Aim of the task
The records below hold pictures; please leave those out and retype the rest exactly.

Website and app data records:
────────
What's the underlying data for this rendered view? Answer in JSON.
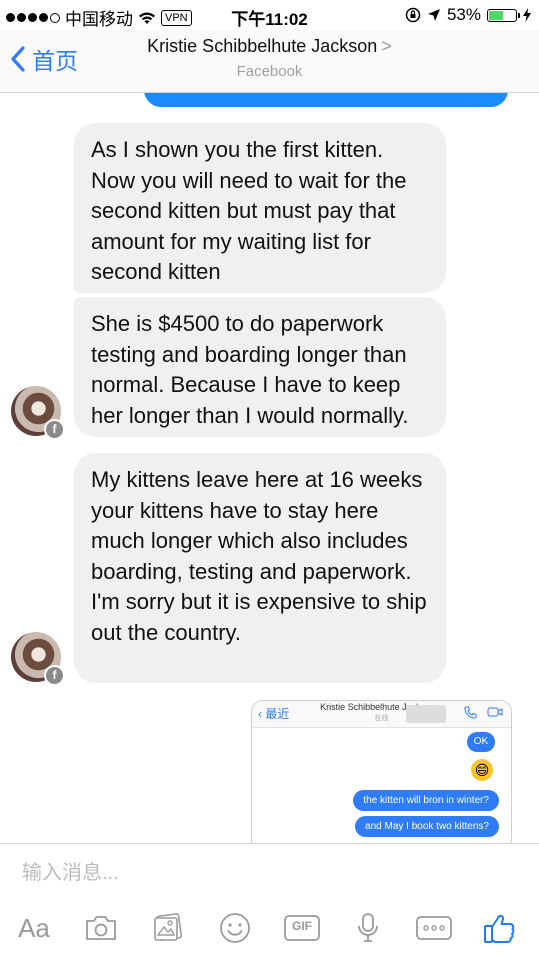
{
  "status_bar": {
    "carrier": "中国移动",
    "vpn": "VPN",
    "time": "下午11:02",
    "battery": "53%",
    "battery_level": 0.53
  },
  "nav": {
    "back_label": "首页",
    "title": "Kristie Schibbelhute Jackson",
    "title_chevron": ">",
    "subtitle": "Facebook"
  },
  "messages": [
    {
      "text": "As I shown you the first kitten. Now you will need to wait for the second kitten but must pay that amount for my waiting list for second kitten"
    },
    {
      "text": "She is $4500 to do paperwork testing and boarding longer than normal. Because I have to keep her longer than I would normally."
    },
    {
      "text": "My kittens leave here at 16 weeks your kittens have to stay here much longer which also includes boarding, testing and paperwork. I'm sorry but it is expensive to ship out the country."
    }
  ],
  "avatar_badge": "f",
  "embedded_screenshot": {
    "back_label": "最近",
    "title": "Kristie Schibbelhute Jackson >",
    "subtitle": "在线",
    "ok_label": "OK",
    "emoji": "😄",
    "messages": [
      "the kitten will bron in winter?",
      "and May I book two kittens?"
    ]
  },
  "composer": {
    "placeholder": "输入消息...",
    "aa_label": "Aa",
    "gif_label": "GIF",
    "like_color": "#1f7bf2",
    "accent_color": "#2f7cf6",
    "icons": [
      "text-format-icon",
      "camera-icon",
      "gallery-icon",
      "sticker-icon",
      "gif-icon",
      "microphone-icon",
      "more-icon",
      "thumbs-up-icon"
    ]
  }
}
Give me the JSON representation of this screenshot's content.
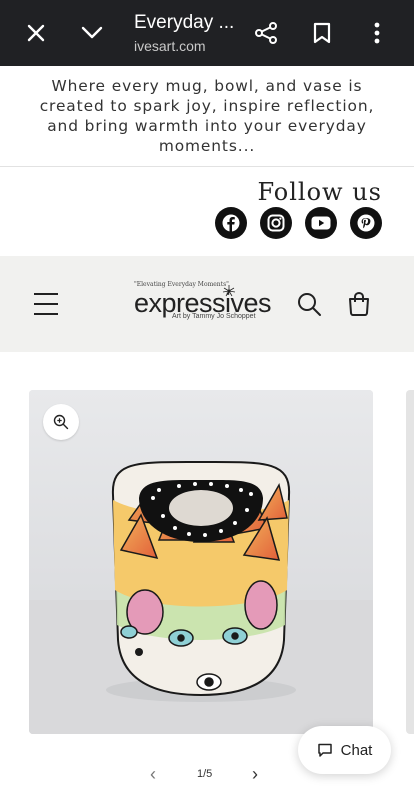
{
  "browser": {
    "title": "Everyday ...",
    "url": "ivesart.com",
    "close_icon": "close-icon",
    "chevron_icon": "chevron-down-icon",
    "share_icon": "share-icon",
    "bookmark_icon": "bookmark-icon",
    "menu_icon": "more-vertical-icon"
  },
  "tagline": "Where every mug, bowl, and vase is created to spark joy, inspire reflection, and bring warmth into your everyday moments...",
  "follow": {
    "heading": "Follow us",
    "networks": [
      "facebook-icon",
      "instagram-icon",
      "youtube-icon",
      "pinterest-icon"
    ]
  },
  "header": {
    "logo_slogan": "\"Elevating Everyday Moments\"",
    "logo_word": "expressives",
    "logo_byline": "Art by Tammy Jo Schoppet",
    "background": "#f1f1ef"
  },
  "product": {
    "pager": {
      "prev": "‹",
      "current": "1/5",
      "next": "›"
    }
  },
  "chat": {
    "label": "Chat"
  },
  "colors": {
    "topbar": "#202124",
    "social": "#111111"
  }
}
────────
Expected answer
What's the underlying data for this rendered view? Answer in JSON.
{
  "status_bar": {
    "carrier": "中国移动",
    "vpn": "VPN",
    "time": "下午11:02",
    "battery": "53%",
    "battery_level": 0.53
  },
  "nav": {
    "back_label": "首页",
    "title": "Kristie Schibbelhute Jackson",
    "title_chevron": ">",
    "subtitle": "Facebook"
  },
  "messages": [
    {
      "text": "As I shown you the first kitten. Now you will need to wait for the second kitten but must pay that amount for my waiting list for second kitten"
    },
    {
      "text": "She is $4500 to do paperwork testing and boarding longer than normal. Because I have to keep her longer than I would normally."
    },
    {
      "text": "My kittens leave here at 16 weeks your kittens have to stay here much longer which also includes boarding, testing and paperwork. I'm sorry but it is expensive to ship out the country."
    }
  ],
  "avatar_badge": "f",
  "embedded_screenshot": {
    "back_label": "最近",
    "title": "Kristie Schibbelhute Jackson >",
    "subtitle": "在线",
    "ok_label": "OK",
    "emoji": "😄",
    "messages": [
      "the kitten will bron in winter?",
      "and May I book two kittens?"
    ]
  },
  "composer": {
    "placeholder": "输入消息...",
    "aa_label": "Aa",
    "gif_label": "GIF",
    "like_color": "#1f7bf2",
    "accent_color": "#2f7cf6",
    "icons": [
      "text-format-icon",
      "camera-icon",
      "gallery-icon",
      "sticker-icon",
      "gif-icon",
      "microphone-icon",
      "more-icon",
      "thumbs-up-icon"
    ]
  }
}
Give me the JSON representation of this screenshot's content.
{
  "browser": {
    "title": "Everyday ...",
    "url": "ivesart.com",
    "close_icon": "close-icon",
    "chevron_icon": "chevron-down-icon",
    "share_icon": "share-icon",
    "bookmark_icon": "bookmark-icon",
    "menu_icon": "more-vertical-icon"
  },
  "tagline": "Where every mug, bowl, and vase is created to spark joy, inspire reflection, and bring warmth into your everyday moments...",
  "follow": {
    "heading": "Follow us",
    "networks": [
      "facebook-icon",
      "instagram-icon",
      "youtube-icon",
      "pinterest-icon"
    ]
  },
  "header": {
    "logo_slogan": "\"Elevating Everyday Moments\"",
    "logo_word": "expressives",
    "logo_byline": "Art by Tammy Jo Schoppet",
    "background": "#f1f1ef"
  },
  "product": {
    "pager": {
      "prev": "‹",
      "current": "1/5",
      "next": "›"
    }
  },
  "chat": {
    "label": "Chat"
  },
  "colors": {
    "topbar": "#202124",
    "social": "#111111"
  }
}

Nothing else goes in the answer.